--- Material provided Enclosed Below ---

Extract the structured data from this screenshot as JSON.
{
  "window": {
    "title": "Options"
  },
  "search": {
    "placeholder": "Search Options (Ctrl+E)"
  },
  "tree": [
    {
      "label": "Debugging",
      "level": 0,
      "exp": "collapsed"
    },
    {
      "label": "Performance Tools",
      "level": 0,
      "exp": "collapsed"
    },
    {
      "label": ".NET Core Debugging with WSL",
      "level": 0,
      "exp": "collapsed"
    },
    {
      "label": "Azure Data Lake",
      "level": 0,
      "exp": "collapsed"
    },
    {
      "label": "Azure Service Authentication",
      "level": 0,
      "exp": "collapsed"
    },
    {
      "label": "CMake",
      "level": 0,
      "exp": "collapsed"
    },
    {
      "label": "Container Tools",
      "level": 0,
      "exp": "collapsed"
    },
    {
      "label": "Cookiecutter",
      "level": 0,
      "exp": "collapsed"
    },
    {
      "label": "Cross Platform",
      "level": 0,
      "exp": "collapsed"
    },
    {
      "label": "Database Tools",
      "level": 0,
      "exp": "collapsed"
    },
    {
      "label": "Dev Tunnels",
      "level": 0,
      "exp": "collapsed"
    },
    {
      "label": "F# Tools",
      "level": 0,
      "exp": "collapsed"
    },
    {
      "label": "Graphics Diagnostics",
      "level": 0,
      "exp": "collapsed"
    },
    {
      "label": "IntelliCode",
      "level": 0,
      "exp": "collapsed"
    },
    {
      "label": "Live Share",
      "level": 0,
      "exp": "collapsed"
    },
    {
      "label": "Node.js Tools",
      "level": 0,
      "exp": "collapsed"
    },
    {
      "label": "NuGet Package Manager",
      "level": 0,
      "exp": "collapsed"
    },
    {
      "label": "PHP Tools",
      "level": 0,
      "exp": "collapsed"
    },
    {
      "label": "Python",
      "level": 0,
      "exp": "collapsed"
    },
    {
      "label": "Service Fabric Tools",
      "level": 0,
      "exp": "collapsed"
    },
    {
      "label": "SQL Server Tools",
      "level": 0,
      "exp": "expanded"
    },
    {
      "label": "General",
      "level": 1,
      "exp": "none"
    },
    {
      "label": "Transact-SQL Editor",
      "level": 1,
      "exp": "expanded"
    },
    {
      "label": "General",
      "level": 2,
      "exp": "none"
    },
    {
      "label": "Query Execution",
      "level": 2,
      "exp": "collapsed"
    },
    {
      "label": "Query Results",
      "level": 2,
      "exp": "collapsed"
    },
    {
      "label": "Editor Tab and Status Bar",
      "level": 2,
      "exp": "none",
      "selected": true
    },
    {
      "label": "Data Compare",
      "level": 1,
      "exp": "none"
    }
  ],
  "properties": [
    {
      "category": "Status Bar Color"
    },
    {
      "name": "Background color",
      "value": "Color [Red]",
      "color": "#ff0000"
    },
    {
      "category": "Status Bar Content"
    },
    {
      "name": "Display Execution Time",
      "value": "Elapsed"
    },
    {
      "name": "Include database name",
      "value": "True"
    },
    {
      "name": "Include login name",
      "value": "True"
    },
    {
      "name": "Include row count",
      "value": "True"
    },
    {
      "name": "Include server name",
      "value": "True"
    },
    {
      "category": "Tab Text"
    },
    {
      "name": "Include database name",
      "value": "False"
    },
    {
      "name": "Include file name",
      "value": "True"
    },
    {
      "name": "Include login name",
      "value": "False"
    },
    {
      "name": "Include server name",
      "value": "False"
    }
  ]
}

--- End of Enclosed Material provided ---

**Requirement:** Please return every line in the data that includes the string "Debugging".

**Task output:**
      "label": "Debugging",
      "label": ".NET Core Debugging with WSL",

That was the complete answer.